→ Requirement:
The required answer is an exact copy of every entry underneath.

→ Records shown:
################

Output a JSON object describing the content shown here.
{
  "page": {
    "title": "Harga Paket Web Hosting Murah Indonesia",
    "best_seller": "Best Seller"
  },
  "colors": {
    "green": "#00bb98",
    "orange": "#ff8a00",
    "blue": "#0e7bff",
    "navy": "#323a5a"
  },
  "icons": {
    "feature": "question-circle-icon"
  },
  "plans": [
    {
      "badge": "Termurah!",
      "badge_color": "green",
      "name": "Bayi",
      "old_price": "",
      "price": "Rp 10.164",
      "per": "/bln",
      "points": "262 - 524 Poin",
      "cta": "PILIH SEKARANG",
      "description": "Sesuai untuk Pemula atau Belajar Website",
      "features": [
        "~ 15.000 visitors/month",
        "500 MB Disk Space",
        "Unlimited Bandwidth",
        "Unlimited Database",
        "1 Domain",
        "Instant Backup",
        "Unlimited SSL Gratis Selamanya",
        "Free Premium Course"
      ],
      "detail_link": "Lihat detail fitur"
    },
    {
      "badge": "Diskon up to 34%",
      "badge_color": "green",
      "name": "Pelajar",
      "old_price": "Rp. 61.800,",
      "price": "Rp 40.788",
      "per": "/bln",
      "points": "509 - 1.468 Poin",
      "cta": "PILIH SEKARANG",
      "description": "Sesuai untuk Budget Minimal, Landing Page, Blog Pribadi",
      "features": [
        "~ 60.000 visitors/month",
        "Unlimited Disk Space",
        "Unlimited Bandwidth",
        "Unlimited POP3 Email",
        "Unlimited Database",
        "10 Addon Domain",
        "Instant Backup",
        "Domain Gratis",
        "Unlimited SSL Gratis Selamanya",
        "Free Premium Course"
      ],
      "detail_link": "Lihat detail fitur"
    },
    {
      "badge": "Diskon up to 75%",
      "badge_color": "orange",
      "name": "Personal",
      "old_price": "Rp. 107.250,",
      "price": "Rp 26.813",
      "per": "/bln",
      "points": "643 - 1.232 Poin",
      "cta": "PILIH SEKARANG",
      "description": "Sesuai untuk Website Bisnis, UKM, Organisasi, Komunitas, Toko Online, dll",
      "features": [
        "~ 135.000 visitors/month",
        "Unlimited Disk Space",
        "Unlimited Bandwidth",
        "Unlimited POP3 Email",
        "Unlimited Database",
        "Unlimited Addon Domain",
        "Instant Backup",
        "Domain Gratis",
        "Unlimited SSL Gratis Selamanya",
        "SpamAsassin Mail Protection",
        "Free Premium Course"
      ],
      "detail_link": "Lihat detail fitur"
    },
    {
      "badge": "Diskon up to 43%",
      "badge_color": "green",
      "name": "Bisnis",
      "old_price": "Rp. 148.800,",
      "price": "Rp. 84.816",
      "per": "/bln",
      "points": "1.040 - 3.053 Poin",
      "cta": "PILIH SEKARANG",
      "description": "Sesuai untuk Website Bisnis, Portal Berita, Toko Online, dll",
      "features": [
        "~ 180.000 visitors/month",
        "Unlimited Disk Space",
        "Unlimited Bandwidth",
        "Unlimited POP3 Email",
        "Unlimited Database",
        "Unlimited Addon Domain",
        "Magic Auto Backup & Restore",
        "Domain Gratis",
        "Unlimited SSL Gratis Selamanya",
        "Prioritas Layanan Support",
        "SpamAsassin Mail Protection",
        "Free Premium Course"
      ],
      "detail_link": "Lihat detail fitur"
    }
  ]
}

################

→ Written solution:
Output a JSON object describing the content shown here.
{
  "page": {
    "title": "Harga Paket Web Hosting Murah Indonesia",
    "best_seller": "Best Seller"
  },
  "colors": {
    "green": "#00bb98",
    "orange": "#ff8a00",
    "blue": "#0e7bff",
    "navy": "#323a5a"
  },
  "icons": {
    "feature": "question-circle-icon"
  },
  "plans": [
    {
      "badge": "Termurah!",
      "badge_color": "green",
      "name": "Bayi",
      "old_price": "",
      "price": "Rp 10.164",
      "per": "/bln",
      "points": "262 - 524 Poin",
      "cta": "PILIH SEKARANG",
      "description": "Sesuai untuk Pemula atau Belajar Website",
      "features": [
        "~ 15.000 visitors/month",
        "500 MB Disk Space",
        "Unlimited Bandwidth",
        "Unlimited Database",
        "1 Domain",
        "Instant Backup",
        "Unlimited SSL Gratis Selamanya",
        "Free Premium Course"
      ],
      "detail_link": "Lihat detail fitur"
    },
    {
      "badge": "Diskon up to 34%",
      "badge_color": "green",
      "name": "Pelajar",
      "old_price": "Rp. 61.800,",
      "price": "Rp 40.788",
      "per": "/bln",
      "points": "509 - 1.468 Poin",
      "cta": "PILIH SEKARANG",
      "description": "Sesuai untuk Budget Minimal, Landing Page, Blog Pribadi",
      "features": [
        "~ 60.000 visitors/month",
        "Unlimited Disk Space",
        "Unlimited Bandwidth",
        "Unlimited POP3 Email",
        "Unlimited Database",
        "10 Addon Domain",
        "Instant Backup",
        "Domain Gratis",
        "Unlimited SSL Gratis Selamanya",
        "Free Premium Course"
      ],
      "detail_link": "Lihat detail fitur"
    },
    {
      "badge": "Diskon up to 75%",
      "badge_color": "orange",
      "name": "Personal",
      "old_price": "Rp. 107.250,",
      "price": "Rp 26.813",
      "per": "/bln",
      "points": "643 - 1.232 Poin",
      "cta": "PILIH SEKARANG",
      "description": "Sesuai untuk Website Bisnis, UKM, Organisasi, Komunitas, Toko Online, dll",
      "features": [
        "~ 135.000 visitors/month",
        "Unlimited Disk Space",
        "Unlimited Bandwidth",
        "Unlimited POP3 Email",
        "Unlimited Database",
        "Unlimited Addon Domain",
        "Instant Backup",
        "Domain Gratis",
        "Unlimited SSL Gratis Selamanya",
        "SpamAsassin Mail Protection",
        "Free Premium Course"
      ],
      "detail_link": "Lihat detail fitur"
    },
    {
      "badge": "Diskon up to 43%",
      "badge_color": "green",
      "name": "Bisnis",
      "old_price": "Rp. 148.800,",
      "price": "Rp. 84.816",
      "per": "/bln",
      "points": "1.040 - 3.053 Poin",
      "cta": "PILIH SEKARANG",
      "description": "Sesuai untuk Website Bisnis, Portal Berita, Toko Online, dll",
      "features": [
        "~ 180.000 visitors/month",
        "Unlimited Disk Space",
        "Unlimited Bandwidth",
        "Unlimited POP3 Email",
        "Unlimited Database",
        "Unlimited Addon Domain",
        "Magic Auto Backup & Restore",
        "Domain Gratis",
        "Unlimited SSL Gratis Selamanya",
        "Prioritas Layanan Support",
        "SpamAsassin Mail Protection",
        "Free Premium Course"
      ],
      "detail_link": "Lihat detail fitur"
    }
  ]
}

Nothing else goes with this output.